Here is a World War II story with a slightly different point-of-view – that of the women who monitored the radar stations in Hawaii in Sara Atkinson’s Radar Girls.
The Japanese attack Pearl Harbor on December 7, 1941 shattered the quiet, isolated world of Hawaii in a few, terrifying minutes. Battleships lay in ruins, hundreds were dead and the fears of an imminent second attack were very real. Suddenly, the United States was at war and Hawaii was on the leading edge.
Daisy Wilder and her mother live in a ramshackle house on the beach near Pearl Harbor. The attack turns their lives upside down – her mother leaves for the mainland while Daisy stays behind so that she can join the WARDS, the Woman’s Air Raid Defense System who become known as the Radar Girls.
Daisy, along with dozens of other women recruited into the WARDS, help guide pilots onto blacked out air-strips and track unidentified aircraft across the Pacific. The job requires a lot of skills in mathematics and mapping, as well as the ability to stay calm under pressure, to work quickly in difficult conditions and to work long hours.
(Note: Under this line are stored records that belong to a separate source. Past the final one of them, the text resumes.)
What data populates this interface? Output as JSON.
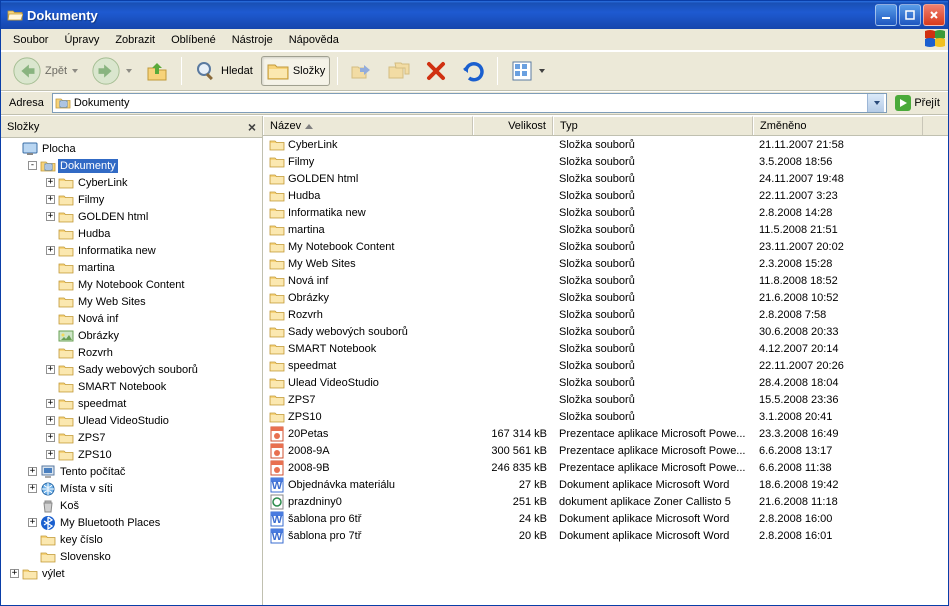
{
  "window_title": "Dokumenty",
  "menu": {
    "items": [
      "Soubor",
      "Úpravy",
      "Zobrazit",
      "Oblíbené",
      "Nástroje",
      "Nápověda"
    ]
  },
  "toolbar": {
    "back": "Zpět",
    "search": "Hledat",
    "folders": "Složky"
  },
  "address": {
    "label": "Adresa",
    "value": "Dokumenty",
    "go": "Přejít"
  },
  "tree_header": "Složky",
  "tree": [
    {
      "indent": 0,
      "expander": "",
      "icon": "desktop",
      "label": "Plocha"
    },
    {
      "indent": 1,
      "expander": "-",
      "icon": "mydocs",
      "label": "Dokumenty",
      "selected": true
    },
    {
      "indent": 2,
      "expander": "+",
      "icon": "folder",
      "label": "CyberLink"
    },
    {
      "indent": 2,
      "expander": "+",
      "icon": "folder",
      "label": "Filmy"
    },
    {
      "indent": 2,
      "expander": "+",
      "icon": "folder",
      "label": "GOLDEN html"
    },
    {
      "indent": 2,
      "expander": "",
      "icon": "folder",
      "label": "Hudba"
    },
    {
      "indent": 2,
      "expander": "+",
      "icon": "folder",
      "label": "Informatika new"
    },
    {
      "indent": 2,
      "expander": "",
      "icon": "folder",
      "label": "martina"
    },
    {
      "indent": 2,
      "expander": "",
      "icon": "folder",
      "label": "My Notebook Content"
    },
    {
      "indent": 2,
      "expander": "",
      "icon": "folder",
      "label": "My Web Sites"
    },
    {
      "indent": 2,
      "expander": "",
      "icon": "folder",
      "label": "Nová inf"
    },
    {
      "indent": 2,
      "expander": "",
      "icon": "pictures",
      "label": "Obrázky"
    },
    {
      "indent": 2,
      "expander": "",
      "icon": "folder",
      "label": "Rozvrh"
    },
    {
      "indent": 2,
      "expander": "+",
      "icon": "folder",
      "label": "Sady webových souborů"
    },
    {
      "indent": 2,
      "expander": "",
      "icon": "folder",
      "label": "SMART Notebook"
    },
    {
      "indent": 2,
      "expander": "+",
      "icon": "folder",
      "label": "speedmat"
    },
    {
      "indent": 2,
      "expander": "+",
      "icon": "folder",
      "label": "Ulead VideoStudio"
    },
    {
      "indent": 2,
      "expander": "+",
      "icon": "folder",
      "label": "ZPS7"
    },
    {
      "indent": 2,
      "expander": "+",
      "icon": "folder",
      "label": "ZPS10"
    },
    {
      "indent": 1,
      "expander": "+",
      "icon": "computer",
      "label": "Tento počítač"
    },
    {
      "indent": 1,
      "expander": "+",
      "icon": "network",
      "label": "Místa v síti"
    },
    {
      "indent": 1,
      "expander": "",
      "icon": "recycle",
      "label": "Koš"
    },
    {
      "indent": 1,
      "expander": "+",
      "icon": "bluetooth",
      "label": "My Bluetooth Places"
    },
    {
      "indent": 1,
      "expander": "",
      "icon": "folder",
      "label": "key číslo"
    },
    {
      "indent": 1,
      "expander": "",
      "icon": "folder",
      "label": "Slovensko"
    },
    {
      "indent": 0,
      "expander": "+",
      "icon": "folder",
      "label": "výlet"
    }
  ],
  "columns": {
    "name": "Název",
    "size": "Velikost",
    "type": "Typ",
    "modified": "Změněno"
  },
  "col_widths": {
    "name": 210,
    "size": 80,
    "type": 200,
    "modified": 170
  },
  "files": [
    {
      "icon": "folder",
      "name": "CyberLink",
      "size": "",
      "type": "Složka souborů",
      "modified": "21.11.2007 21:58"
    },
    {
      "icon": "folder",
      "name": "Filmy",
      "size": "",
      "type": "Složka souborů",
      "modified": "3.5.2008 18:56"
    },
    {
      "icon": "folder",
      "name": "GOLDEN html",
      "size": "",
      "type": "Složka souborů",
      "modified": "24.11.2007 19:48"
    },
    {
      "icon": "folder",
      "name": "Hudba",
      "size": "",
      "type": "Složka souborů",
      "modified": "22.11.2007 3:23"
    },
    {
      "icon": "folder",
      "name": "Informatika new",
      "size": "",
      "type": "Složka souborů",
      "modified": "2.8.2008 14:28"
    },
    {
      "icon": "folder",
      "name": "martina",
      "size": "",
      "type": "Složka souborů",
      "modified": "11.5.2008 21:51"
    },
    {
      "icon": "folder",
      "name": "My Notebook Content",
      "size": "",
      "type": "Složka souborů",
      "modified": "23.11.2007 20:02"
    },
    {
      "icon": "folder",
      "name": "My Web Sites",
      "size": "",
      "type": "Složka souborů",
      "modified": "2.3.2008 15:28"
    },
    {
      "icon": "folder",
      "name": "Nová inf",
      "size": "",
      "type": "Složka souborů",
      "modified": "11.8.2008 18:52"
    },
    {
      "icon": "folder",
      "name": "Obrázky",
      "size": "",
      "type": "Složka souborů",
      "modified": "21.6.2008 10:52"
    },
    {
      "icon": "folder",
      "name": "Rozvrh",
      "size": "",
      "type": "Složka souborů",
      "modified": "2.8.2008 7:58"
    },
    {
      "icon": "folder",
      "name": "Sady webových souborů",
      "size": "",
      "type": "Složka souborů",
      "modified": "30.6.2008 20:33"
    },
    {
      "icon": "folder",
      "name": "SMART Notebook",
      "size": "",
      "type": "Složka souborů",
      "modified": "4.12.2007 20:14"
    },
    {
      "icon": "folder",
      "name": "speedmat",
      "size": "",
      "type": "Složka souborů",
      "modified": "22.11.2007 20:26"
    },
    {
      "icon": "folder",
      "name": "Ulead VideoStudio",
      "size": "",
      "type": "Složka souborů",
      "modified": "28.4.2008 18:04"
    },
    {
      "icon": "folder",
      "name": "ZPS7",
      "size": "",
      "type": "Složka souborů",
      "modified": "15.5.2008 23:36"
    },
    {
      "icon": "folder",
      "name": "ZPS10",
      "size": "",
      "type": "Složka souborů",
      "modified": "3.1.2008 20:41"
    },
    {
      "icon": "ppt",
      "name": "20Petas",
      "size": "167 314 kB",
      "type": "Prezentace aplikace Microsoft Powe...",
      "modified": "23.3.2008 16:49"
    },
    {
      "icon": "ppt",
      "name": "2008-9A",
      "size": "300 561 kB",
      "type": "Prezentace aplikace Microsoft Powe...",
      "modified": "6.6.2008 13:17"
    },
    {
      "icon": "ppt",
      "name": "2008-9B",
      "size": "246 835 kB",
      "type": "Prezentace aplikace Microsoft Powe...",
      "modified": "6.6.2008 11:38"
    },
    {
      "icon": "word",
      "name": "Objednávka materiálu",
      "size": "27 kB",
      "type": "Dokument aplikace Microsoft Word",
      "modified": "18.6.2008 19:42"
    },
    {
      "icon": "zoner",
      "name": "prazdniny0",
      "size": "251 kB",
      "type": "dokument aplikace Zoner Callisto 5",
      "modified": "21.6.2008 11:18"
    },
    {
      "icon": "word",
      "name": "šablona pro 6tř",
      "size": "24 kB",
      "type": "Dokument aplikace Microsoft Word",
      "modified": "2.8.2008 16:00"
    },
    {
      "icon": "word",
      "name": "šablona pro 7tř",
      "size": "20 kB",
      "type": "Dokument aplikace Microsoft Word",
      "modified": "2.8.2008 16:01"
    }
  ]
}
The women that join the WARDS are a diverse group from many different backgrounds, but despite differences, they come together to form an unbreakable bond.
Against the background of the work the women are doing, there are several other stories – a romance between Daisy and the son of a wealthy rancher which seems doomed from the start, the search for a lost horse, the fear and concern those left on the island have for the men that are fighting. There is a lot of tension and buildup for the battle of Midway, one of the most dangerous and important naval battles of the war.
I really enjoyed the setting of this book, especially the descriptions of Hawaii and it’s people and culture. You can almost see the ocean and feel the breeze on the beach. I also appreciated learning more about another lesser known aspect of the war effort that was actually a key component to eventual victory.